**Problem**
Collect each line of the records containing the string "name".

** Opening Provided material block **

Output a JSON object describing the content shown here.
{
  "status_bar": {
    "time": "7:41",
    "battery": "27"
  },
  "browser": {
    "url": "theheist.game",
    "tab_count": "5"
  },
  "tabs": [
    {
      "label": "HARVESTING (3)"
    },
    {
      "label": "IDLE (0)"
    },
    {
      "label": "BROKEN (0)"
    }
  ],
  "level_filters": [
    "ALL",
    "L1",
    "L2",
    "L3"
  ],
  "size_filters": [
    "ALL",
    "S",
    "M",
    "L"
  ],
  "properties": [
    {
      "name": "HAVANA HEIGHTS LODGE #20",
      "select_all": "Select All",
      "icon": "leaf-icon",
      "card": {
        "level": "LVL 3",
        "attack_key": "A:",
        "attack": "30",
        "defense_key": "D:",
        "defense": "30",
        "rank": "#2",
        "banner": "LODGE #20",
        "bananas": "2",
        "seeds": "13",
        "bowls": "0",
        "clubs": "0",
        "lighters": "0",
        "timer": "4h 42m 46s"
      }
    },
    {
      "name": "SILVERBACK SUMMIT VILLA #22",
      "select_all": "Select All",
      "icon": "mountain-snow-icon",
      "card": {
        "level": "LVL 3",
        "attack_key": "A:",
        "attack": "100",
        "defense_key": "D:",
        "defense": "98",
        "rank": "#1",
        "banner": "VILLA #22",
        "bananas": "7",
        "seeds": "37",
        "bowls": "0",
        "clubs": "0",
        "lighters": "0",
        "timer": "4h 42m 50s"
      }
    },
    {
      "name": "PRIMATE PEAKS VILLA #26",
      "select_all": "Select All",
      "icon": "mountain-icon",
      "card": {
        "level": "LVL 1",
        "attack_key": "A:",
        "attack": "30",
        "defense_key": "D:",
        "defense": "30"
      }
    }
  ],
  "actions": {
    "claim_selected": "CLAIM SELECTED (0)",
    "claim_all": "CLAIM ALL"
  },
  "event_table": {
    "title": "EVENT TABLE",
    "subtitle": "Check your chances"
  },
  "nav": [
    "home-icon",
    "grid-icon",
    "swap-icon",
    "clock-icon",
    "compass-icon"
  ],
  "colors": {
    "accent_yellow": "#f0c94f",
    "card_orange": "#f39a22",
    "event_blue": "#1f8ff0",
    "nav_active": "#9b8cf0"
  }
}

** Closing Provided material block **

**Solution to this task**
      "name": "HAVANA HEIGHTS LODGE #20",
      "name": "SILVERBACK SUMMIT VILLA #22",
      "name": "PRIMATE PEAKS VILLA #26",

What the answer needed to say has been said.